Sidney’s recklessness in his own life soon catches up to him, however. He finds himself unable to afford a new dress or sex with the beautiful but jaded Bunny (Nora Rothman), offers sexual favors to objectionable partners for money, and steals pills from his sick friend, the charitable and bombastic Diomedes (Chad Borden). As Sidney realizes that his ex might never return for Georgie, he grows increasingly panicked, knowing and fearing that he and his lifestyle might be unfit for permanently taking care of his son. While already compelling and entertaining, Hunky Dory becomes all the more engrossing and poignant when Sidney is finally forced, out of love and concern for his son’s well being, to confront and reconcile his identity, mortality and way of life.
Exquisitely filmed by cinematographer Magela Crosignani, Hunky Dory is as visually enthralling as are its energetic storyline and suggestive dialogue, which veers from funny to morbid to tender.

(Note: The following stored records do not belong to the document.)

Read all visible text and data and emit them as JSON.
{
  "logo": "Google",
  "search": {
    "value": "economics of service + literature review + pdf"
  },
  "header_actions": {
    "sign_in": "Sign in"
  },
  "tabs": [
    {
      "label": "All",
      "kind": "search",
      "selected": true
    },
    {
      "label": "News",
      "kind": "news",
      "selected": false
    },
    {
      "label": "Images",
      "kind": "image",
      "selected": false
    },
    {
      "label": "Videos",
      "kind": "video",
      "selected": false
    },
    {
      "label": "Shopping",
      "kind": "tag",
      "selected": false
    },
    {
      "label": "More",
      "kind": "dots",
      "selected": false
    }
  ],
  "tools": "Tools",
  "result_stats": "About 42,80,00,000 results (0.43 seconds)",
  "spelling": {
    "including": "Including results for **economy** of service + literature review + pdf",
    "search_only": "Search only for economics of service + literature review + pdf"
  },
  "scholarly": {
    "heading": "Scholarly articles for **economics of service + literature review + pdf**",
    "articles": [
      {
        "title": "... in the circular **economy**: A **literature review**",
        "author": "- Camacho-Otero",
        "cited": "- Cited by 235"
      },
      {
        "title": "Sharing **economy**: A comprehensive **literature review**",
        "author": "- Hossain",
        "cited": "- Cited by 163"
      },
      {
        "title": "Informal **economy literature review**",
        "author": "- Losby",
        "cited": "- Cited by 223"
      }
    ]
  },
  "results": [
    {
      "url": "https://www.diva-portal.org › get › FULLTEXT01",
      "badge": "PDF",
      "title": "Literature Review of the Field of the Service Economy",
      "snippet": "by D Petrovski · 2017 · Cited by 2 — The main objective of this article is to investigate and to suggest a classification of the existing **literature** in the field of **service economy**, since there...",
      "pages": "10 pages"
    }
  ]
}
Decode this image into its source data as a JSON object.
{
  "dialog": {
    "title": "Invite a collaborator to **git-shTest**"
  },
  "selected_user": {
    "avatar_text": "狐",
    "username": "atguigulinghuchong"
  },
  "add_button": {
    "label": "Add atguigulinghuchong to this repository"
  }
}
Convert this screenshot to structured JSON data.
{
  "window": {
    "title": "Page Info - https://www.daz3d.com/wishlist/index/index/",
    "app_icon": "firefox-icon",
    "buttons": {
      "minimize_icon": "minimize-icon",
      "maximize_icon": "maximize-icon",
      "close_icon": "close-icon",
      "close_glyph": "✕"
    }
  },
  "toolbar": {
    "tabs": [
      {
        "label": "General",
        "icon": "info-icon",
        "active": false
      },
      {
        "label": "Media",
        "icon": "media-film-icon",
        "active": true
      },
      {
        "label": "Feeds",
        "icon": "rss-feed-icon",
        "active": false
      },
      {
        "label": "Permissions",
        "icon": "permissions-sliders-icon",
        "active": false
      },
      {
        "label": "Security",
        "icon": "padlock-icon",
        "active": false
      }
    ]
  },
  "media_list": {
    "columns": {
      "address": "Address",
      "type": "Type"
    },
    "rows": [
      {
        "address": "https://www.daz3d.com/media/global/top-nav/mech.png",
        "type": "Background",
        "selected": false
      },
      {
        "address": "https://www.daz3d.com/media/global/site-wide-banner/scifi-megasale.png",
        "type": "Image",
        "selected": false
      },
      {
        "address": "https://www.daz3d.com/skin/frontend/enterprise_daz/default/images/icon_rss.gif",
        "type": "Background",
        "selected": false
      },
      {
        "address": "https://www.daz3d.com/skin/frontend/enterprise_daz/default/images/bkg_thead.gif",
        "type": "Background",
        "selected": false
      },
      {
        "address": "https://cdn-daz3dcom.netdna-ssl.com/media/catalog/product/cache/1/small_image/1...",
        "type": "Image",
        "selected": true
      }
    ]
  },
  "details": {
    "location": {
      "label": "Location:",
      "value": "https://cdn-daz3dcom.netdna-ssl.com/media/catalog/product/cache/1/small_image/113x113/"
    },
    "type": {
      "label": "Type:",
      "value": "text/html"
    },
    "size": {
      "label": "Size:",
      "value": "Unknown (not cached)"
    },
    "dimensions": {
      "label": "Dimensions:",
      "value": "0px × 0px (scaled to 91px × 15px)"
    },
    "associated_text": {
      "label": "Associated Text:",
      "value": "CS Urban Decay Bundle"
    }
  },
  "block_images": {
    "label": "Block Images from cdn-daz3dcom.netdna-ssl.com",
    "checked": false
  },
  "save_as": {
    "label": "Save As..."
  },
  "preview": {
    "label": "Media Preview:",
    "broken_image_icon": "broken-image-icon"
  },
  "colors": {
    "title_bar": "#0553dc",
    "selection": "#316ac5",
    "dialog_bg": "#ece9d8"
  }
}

Through each refreshing character, the film deftly navigates and evokes the many, many definitive forces that drive us: the carnal and sensuous, the transitory and the conclusive, the hopes-turned-delusions of grandeur, the enduring relationships that we sometimes take for granted but that always catch us when we fall. Sure to be one of this year’s must-see Slamdance gems, Hunky Dory is an opulent, gender-bending and audacious feat.
Hunky Dory will screen at the 22nd Annual Slamdance Film Festival on Jan. 24, 2016 at 7:45 p.m. and Jan. 27, 2016 at 12:45 p.m. For more information about the film, visit hunkydorythefilm.com.